Before I give you this recipe, please note that I do not normally use “cream of anything” soups. I really prefer to make most of my food from scratch, but sometimes it’s nice to have a semi-homemade meal. If you also do not like using cream soups, just give it a chance, you’ll thank me 😉 (Also, this soup definitely should only be eaten on occasion, for the sake of your waistline!)
1-30 oz. package frozen hashbrowns (the cubed kind)
28 oz. chicken broth (may want more for thinner soup)
1 can cream of chicken soup
1 can cheddar cheese soup
8 oz. cream cheese
1/2 tsp. garlic powder
1/2 tsp. onion powder
Salt and pepper, to taste
Toppings: bacon, cheddar cheese, sour cream, green onions
In a crockpot, combine hashbrowns, chicken broth, cream of chicken soup, cheddar cheese soup, garlic powder, onion powder, salt, and pepper.

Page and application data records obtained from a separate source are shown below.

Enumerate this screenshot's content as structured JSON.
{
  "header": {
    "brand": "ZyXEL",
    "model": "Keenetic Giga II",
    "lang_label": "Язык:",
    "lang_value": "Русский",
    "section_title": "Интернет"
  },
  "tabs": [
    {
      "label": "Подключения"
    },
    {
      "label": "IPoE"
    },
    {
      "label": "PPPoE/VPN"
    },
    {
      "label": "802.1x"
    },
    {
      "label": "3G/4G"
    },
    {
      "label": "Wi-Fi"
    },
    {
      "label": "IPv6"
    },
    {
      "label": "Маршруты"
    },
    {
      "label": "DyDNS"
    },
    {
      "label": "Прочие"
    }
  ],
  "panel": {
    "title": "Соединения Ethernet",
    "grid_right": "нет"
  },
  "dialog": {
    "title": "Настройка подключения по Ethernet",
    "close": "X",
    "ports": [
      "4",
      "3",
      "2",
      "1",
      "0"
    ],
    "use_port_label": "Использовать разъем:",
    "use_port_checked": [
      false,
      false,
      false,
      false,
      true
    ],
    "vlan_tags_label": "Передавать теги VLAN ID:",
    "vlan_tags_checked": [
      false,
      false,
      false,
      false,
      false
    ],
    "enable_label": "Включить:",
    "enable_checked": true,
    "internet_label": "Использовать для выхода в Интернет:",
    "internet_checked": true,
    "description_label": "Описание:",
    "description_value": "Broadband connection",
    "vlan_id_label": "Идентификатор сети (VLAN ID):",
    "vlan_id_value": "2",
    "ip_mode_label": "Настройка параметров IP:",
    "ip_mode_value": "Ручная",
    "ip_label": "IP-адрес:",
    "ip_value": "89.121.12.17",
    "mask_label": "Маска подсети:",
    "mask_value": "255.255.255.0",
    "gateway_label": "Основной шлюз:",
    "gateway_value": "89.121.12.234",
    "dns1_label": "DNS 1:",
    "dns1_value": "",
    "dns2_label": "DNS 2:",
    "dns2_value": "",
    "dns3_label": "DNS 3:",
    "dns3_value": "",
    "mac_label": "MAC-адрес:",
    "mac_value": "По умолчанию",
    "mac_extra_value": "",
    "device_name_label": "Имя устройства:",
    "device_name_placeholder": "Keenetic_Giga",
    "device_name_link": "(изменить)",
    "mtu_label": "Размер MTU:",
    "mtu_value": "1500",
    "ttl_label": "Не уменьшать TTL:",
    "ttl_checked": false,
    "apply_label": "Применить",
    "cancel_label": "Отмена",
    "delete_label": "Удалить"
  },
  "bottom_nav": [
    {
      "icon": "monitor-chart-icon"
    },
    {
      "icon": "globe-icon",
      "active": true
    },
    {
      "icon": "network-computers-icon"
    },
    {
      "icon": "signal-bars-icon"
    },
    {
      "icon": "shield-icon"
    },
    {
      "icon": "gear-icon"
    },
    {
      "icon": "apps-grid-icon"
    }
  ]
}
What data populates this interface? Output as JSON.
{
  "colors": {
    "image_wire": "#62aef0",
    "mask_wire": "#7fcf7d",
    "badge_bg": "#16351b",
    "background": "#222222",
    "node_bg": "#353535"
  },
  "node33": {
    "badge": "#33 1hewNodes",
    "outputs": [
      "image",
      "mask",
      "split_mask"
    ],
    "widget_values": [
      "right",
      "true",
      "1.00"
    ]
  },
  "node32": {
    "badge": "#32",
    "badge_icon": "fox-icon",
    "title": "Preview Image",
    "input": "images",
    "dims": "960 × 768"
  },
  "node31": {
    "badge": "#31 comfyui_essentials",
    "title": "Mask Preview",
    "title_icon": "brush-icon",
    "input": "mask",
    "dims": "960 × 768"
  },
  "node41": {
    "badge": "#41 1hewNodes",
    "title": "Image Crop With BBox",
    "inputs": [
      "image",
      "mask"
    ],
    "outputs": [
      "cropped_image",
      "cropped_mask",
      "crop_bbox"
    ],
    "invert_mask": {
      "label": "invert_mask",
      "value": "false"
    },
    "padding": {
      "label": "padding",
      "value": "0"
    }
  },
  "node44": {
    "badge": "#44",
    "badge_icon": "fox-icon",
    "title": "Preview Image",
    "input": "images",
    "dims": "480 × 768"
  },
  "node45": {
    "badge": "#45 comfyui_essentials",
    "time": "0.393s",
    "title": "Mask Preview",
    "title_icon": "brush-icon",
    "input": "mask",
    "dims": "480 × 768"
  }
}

Cook on low for about 8 hours. 30 minutes before serving, add cream cheese and stir until melted.
Top bowls of soup with bacon bits, cheese, sour cream, and green onions, or whatever you feel like 🙂
Serves about 6-8.
I personally like to add lots of bacon and cheese. Weird right? Also, I served these with pretzel rolls from my local bakery. Ah-may-zing.
As I mentioned earlier, this is not a soup for those on a diet. But it’s so easy, and so good for a crowd that you should make it for family dinner or movie night sometime. And then let me know how you like it (or love it?).
*Bonus: If made with gluten free cream soups, this recipe is perfectly gluten free! Remove the bacon and it’s vegetarian!*